As a manual focus lens and a fixed f-stop lens, it doesn’t really tell the camera anything about itself. Your aperture readout will probably show a clueless 0.0 value; don’t worry about it too much. If you set the camera to aperture priority, the camera will set the shutter speed appropriately and you’ll get a properly exposed image. Or you can use full manual and tweak till you find what you’re looking for. Given that shutter speed affects the blur of motion in an image as well as the available exposure time, and ASA (if your camera provides for adjustable ASA) affects the exposure time and the graininess and noise of the image, it may take some experimentation before you find the optimum combination of ASA and shutter speed that works best for your particular camera. Modern digital cameras have such large megapixel counts that in many cases, you can reduce noise after the fact by trading in some resolution; for instance, if you have a 10 mp camera like my EOS 40D, you can cut the resolution by half in both dimensions (proportionally) and this results in the light values of four adjacent pixels being combined into one new one in a final 2.5 mp image, which will serve to average out a great deal of sensor noise – at the cost of some detail, of course. In the case of a not perfectly focused image, though, which I think you’ll find you take quite often with this lens because the DOF is so limited, there is little down side to such a reduction in pixel dimensions – and remember, noise occurs in an image regardless of focus because it comes from the sensor, not the image.

The kit comes with several filters which need to be mounted internally; they’re more for film cameras which have fewer options for easily managing light (for instance, they can’t adjust ASA without actually changing a film canister.) They’re quite inconvenient as they mount inside the lens at the adapter end, and so I have not even tried to use them. Nor do I really see a huge need for them in my situation. The only exception is related to the fact that filters can increase contrast as they block out ranges of light which may be obliterating certain features by virtue (or lack thereof) its abundance. So your mileage may vary; the filters are there if you choose to use them.

Last but not least, the lens comes with all the caps you need to keep dust off it, as well as a handy soft bag you can use to protect the fine surface features. It’s a typical soft bag and it won’t serve to protect the lens if, for instance, you were so unfortunate as to drop it. For that, you need a camera bag.
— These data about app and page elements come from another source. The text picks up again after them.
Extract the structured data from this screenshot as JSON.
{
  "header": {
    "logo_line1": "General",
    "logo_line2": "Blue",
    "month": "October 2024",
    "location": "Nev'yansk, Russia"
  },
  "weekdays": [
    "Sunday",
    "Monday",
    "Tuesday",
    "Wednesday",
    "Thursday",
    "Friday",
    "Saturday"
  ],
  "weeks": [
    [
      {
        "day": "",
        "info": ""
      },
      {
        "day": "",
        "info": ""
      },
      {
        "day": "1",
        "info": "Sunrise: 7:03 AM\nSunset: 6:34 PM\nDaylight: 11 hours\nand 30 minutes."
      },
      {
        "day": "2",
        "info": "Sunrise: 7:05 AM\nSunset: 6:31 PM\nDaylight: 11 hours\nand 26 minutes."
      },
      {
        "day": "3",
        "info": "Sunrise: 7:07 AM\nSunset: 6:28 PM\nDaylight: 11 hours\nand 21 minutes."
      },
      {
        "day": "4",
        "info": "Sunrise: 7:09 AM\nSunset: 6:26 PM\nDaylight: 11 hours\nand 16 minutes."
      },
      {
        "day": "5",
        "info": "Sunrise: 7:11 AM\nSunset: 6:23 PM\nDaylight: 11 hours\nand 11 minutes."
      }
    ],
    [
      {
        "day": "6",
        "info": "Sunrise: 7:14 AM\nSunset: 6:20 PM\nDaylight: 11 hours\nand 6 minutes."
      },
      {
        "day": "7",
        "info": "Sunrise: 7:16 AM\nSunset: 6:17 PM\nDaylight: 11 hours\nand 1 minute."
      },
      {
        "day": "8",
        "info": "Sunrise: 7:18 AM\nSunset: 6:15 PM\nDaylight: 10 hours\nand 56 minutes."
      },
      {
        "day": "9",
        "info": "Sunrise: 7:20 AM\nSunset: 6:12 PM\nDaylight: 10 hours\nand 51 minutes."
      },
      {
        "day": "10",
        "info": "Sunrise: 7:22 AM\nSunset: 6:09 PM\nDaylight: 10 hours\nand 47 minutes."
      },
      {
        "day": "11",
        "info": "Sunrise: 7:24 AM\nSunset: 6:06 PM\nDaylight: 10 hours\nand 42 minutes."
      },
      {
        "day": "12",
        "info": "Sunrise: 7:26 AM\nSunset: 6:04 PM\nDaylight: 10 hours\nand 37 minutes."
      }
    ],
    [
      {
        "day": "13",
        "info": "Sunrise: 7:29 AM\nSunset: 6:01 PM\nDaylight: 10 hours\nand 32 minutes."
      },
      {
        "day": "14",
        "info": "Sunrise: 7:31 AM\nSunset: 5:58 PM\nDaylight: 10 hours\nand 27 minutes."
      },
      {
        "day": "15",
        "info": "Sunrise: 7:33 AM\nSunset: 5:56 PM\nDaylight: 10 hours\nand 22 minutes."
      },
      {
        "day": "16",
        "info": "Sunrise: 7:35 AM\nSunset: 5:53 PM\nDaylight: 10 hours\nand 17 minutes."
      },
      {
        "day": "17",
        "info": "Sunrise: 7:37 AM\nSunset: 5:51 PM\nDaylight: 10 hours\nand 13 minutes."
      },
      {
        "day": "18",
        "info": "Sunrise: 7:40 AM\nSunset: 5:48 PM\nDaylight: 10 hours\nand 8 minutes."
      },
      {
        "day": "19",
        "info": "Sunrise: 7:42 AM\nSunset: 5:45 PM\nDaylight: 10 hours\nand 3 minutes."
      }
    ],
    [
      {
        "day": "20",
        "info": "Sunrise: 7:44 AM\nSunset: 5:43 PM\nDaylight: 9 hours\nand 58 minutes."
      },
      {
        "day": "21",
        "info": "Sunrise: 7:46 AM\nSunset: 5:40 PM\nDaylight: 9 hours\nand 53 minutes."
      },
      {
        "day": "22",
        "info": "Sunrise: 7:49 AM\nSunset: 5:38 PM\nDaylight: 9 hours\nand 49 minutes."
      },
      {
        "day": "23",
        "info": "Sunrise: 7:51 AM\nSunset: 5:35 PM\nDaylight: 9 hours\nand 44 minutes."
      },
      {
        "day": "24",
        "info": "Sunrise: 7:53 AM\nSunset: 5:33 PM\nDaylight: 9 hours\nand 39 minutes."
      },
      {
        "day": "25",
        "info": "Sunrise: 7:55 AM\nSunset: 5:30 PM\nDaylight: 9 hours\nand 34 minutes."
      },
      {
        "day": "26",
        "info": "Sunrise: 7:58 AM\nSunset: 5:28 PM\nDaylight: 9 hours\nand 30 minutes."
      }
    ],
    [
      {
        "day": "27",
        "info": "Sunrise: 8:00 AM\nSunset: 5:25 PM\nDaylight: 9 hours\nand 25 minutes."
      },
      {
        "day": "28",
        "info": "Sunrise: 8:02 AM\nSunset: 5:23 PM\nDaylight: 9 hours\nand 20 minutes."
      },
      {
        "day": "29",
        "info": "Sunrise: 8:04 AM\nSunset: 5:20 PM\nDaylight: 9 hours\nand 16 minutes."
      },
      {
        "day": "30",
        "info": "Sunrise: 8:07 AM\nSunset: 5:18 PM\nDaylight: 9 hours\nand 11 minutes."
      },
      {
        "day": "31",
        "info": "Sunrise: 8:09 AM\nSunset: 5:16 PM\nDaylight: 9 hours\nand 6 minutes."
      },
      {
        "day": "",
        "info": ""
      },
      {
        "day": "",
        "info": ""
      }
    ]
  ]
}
As with all lenses, this baby is delicate, and the very first thing you should invest in is a bag that will keep the slings and arrows of outrageous fortune from lodging in your lens collection.

In summary, there can be no question that this is a special purpose lens, but when you are shooting distant objects on the ground or in the sky, it really comes into its own. It is all metal, at least on the outside, and feels very solid and frankly, it also feels expensive. Given the price, which is more than reasonable, and the build quality, which in my opinion is quite high, I think almost anyone who likes to really experiment with different types of images should have this lens in their kit bag. I recommend it enthusiastically and with great cheer. I’m very happy to have it myself, and I’d immediately and without any question replace it with the same model if something unfortunate happened to mine.

You can’t put 500mm of telephoto capability in your camera bag at anywhere near this price point using standard lens designs; if you are willing to put out more money, you can get a better result, no question about it, but this is still a terrific way to start with telephoto photography.